Portugal on Tuesday condemned Venezuela’s decision to slap a three-month suspension on Portuguese airline TAP for allegedly allowing an uncle of opposition leader Juan Guaido to travel with explosives.
“All this is unacceptable, incomprehensible and intolerable,” President Marcelo Rebelo de Sousa told Portuguese media.
Foreign Minister Augusto Santos Silva, for his part, said: “It’s an unfriendly act against Portugal, a country that stands out for its balance and its ability to talk to everyone.”
Venezuela said Monday it has suspended operations of Portugal’s flagship airline to and from Venezuela, accusing it of allowing Guaido’s uncle Juan Marquez to carry explosives aboard a TAP plane, hiding them in his luggage.
Marquez was arrested upon arriving in Caracas from Lisbon with Guaido last week after a trip to the United States and Europe.
Announcing the suspension of TAP for “serious irregularities”, Venezuelan Transport Minister Hipolito Abreu said it could become a permanent ban.
Top Maduro ally Diosdado Cabello said Marquez was detained for allegedly carrying C-4 explosives hidden inside flashlights and perfume refills, and was wearing a bulletproof vest.
Cabello accused TAP of violating international norms by allowing Marquez “to import explosives”.
Maduro’s government also accuses TAP of hiding Guaido’s name from the official passenger manifest and using a false identity for him.
Last Friday, Portugal said it was launching an investigation into the alleged “security failure on a flight from Lisbon” to Caracas.
“TAP does not understand the reasons for this suspension,” the airline said, complaining that it had not had the chance to defend itself.
The Portuguese immigrant community in Venezuela numbers between 300,000 and 400,000.
Venezuela’s government is under harsh US and EU sanctions.
Some 50 countries recognise Guaido as acting president in the South American country following Maduro’s 2018 re-election, denounced by the opposition as rigged.

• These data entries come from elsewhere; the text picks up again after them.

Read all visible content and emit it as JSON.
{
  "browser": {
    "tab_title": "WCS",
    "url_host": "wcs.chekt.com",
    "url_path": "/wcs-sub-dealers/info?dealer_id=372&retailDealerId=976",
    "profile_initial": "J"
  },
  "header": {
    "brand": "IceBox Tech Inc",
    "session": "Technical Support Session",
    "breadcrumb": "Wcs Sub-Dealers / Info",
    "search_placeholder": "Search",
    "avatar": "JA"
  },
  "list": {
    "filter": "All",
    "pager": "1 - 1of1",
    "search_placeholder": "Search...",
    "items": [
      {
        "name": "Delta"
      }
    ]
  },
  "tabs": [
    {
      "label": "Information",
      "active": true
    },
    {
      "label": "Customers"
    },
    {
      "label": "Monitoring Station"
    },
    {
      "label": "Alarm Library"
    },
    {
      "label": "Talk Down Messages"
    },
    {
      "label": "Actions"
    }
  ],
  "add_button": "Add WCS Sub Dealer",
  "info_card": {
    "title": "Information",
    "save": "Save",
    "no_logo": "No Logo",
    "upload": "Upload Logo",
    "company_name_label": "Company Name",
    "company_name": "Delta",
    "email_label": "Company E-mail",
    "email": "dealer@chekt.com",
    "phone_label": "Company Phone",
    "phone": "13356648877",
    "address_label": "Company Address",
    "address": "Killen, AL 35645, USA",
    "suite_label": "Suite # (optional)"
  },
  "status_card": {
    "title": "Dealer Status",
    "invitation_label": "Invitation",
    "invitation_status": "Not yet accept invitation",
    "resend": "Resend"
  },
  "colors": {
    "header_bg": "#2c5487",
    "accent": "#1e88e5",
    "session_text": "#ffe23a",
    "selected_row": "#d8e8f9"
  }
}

TAP was one of the few foreign airlines still operating flights to and from Venezuela since 2013 when the price of oil — the source of 96 percent of the country’s revenues — began to plummet.